Okay, so that last one got a little ramble-y, but I've seen so many people make this mistake. I can't stress it enough—YOU know what the right decision for you is, not some internship coordinator who has hundreds of applications to manage. At the end of the day, people want to hire someone who did what they knew was best and made it work, rather than let someone else talk them into something. Those people won't last; conviction will. Most people are smarter than they think you are (and the people who think they're really smart, well...)
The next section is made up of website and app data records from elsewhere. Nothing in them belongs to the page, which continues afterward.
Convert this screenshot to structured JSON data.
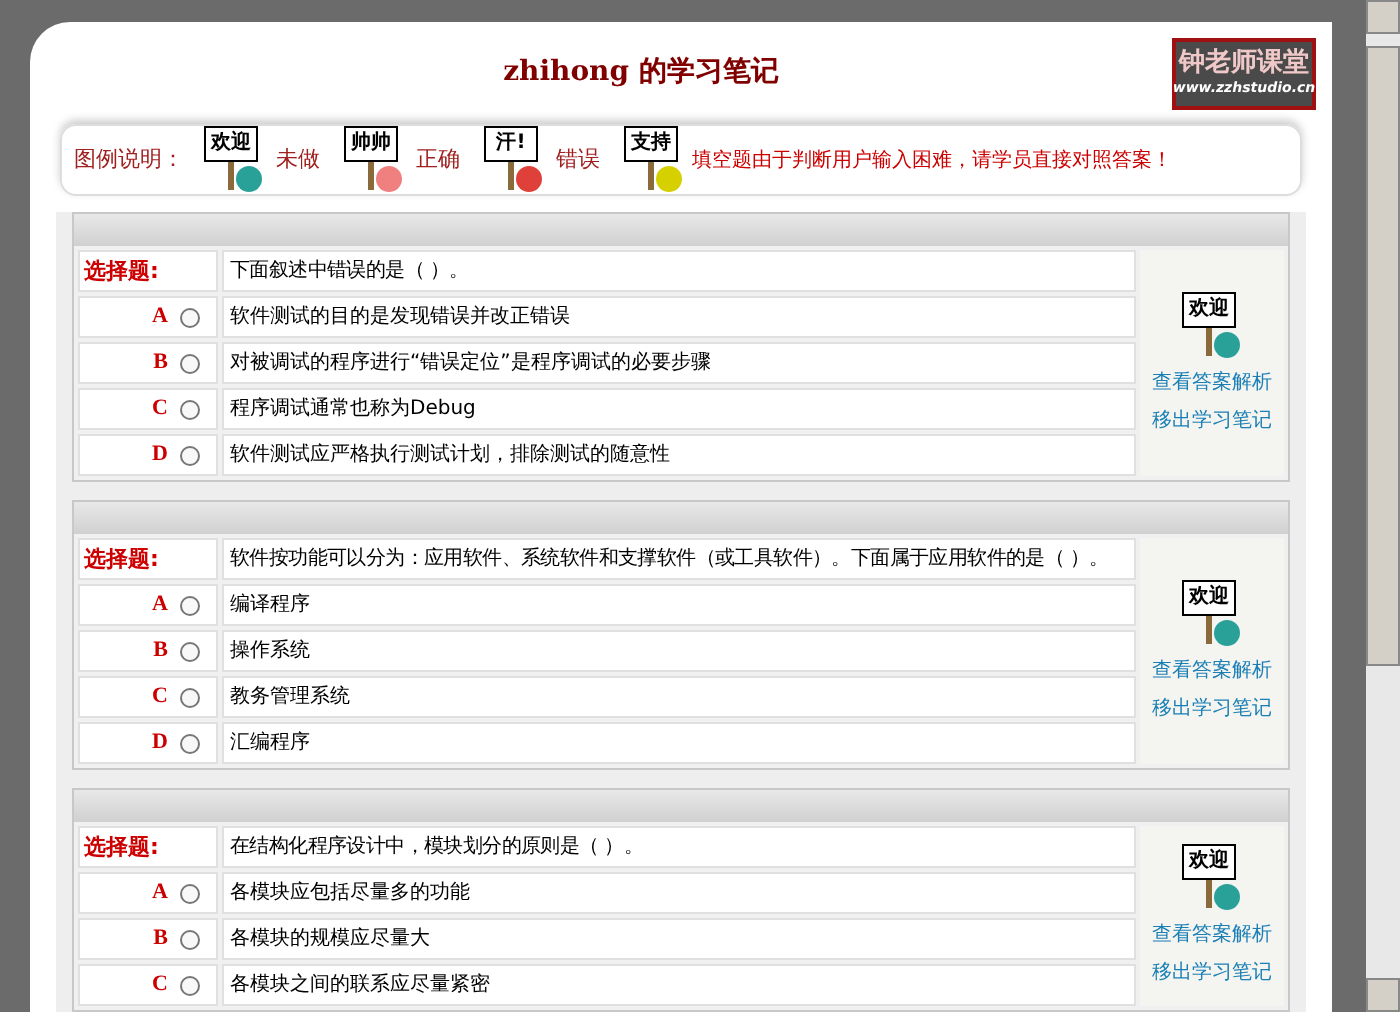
{
  "header": {
    "title": "zhihong 的学习笔记",
    "logo": {
      "name": "钟老师课堂",
      "url": "www.zzhstudio.cn"
    }
  },
  "legend": {
    "label": "图例说明：",
    "items": [
      {
        "sign": "欢迎",
        "label": "未做",
        "color": "#2aa198"
      },
      {
        "sign": "帅帅",
        "label": "正确",
        "color": "#f08080"
      },
      {
        "sign": "汗!",
        "label": "错误",
        "color": "#e0403a"
      },
      {
        "sign": "支持"
      }
    ],
    "note": "填空题由于判断用户输入困难，请学员直接对照答案！"
  },
  "questions": [
    {
      "type_label": "选择题:",
      "text": "下面叙述中错误的是（ ）。",
      "status_sign": "欢迎",
      "links": [
        "查看答案解析",
        "移出学习笔记"
      ],
      "options": [
        {
          "letter": "A",
          "text": "软件测试的目的是发现错误并改正错误",
          "selected": false
        },
        {
          "letter": "B",
          "text": "对被调试的程序进行“错误定位”是程序调试的必要步骤",
          "selected": false
        },
        {
          "letter": "C",
          "text": "程序调试通常也称为Debug",
          "selected": false
        },
        {
          "letter": "D",
          "text": "软件测试应严格执行测试计划，排除测试的随意性",
          "selected": false
        }
      ]
    },
    {
      "type_label": "选择题:",
      "text": "软件按功能可以分为：应用软件、系统软件和支撑软件（或工具软件）。下面属于应用软件的是（ ）。",
      "status_sign": "欢迎",
      "links": [
        "查看答案解析",
        "移出学习笔记"
      ],
      "options": [
        {
          "letter": "A",
          "text": "编译程序",
          "selected": false
        },
        {
          "letter": "B",
          "text": "操作系统",
          "selected": false
        },
        {
          "letter": "C",
          "text": "教务管理系统",
          "selected": false
        },
        {
          "letter": "D",
          "text": "汇编程序",
          "selected": false
        }
      ]
    },
    {
      "type_label": "选择题:",
      "text": "在结构化程序设计中，模块划分的原则是（ ）。",
      "status_sign": "欢迎",
      "links": [
        "查看答案解析",
        "移出学习笔记"
      ],
      "options": [
        {
          "letter": "A",
          "text": "各模块应包括尽量多的功能",
          "selected": false
        },
        {
          "letter": "B",
          "text": "各模块的规模应尽量大",
          "selected": false
        },
        {
          "letter": "C",
          "text": "各模块之间的联系应尽量紧密",
          "selected": false
        }
      ]
    }
  ]
}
Wow, this is probably one of my last couple posts. I'm not sure when the Hinckley is finally going to kick me off this thing, but I really enjoyed doing this blog. So much so, in fact, that I may continue it independent of the Hinckley (even though I'm fairly sure only about 3 people read it, 1 of whom is my mother). Maybe I'll try it out for the summer and see how it goes. For those of you who don't know, I'm taking one last big climbing trip as a celebration of what will probably by my last summer of youthful innocence and freedom, Kerouac-style (minus the hitchhiking and bodacious women, probably). I'll be traveling with friends to climb in Kentucky, West Virginia, New Hampshire, North Carolina (surfing), Colorado, and Wyoming.
No matter what happens, though, stay strong, stay passionate, and stay just a little bit idealistic. We might just have a shot at this whole life thing if you do.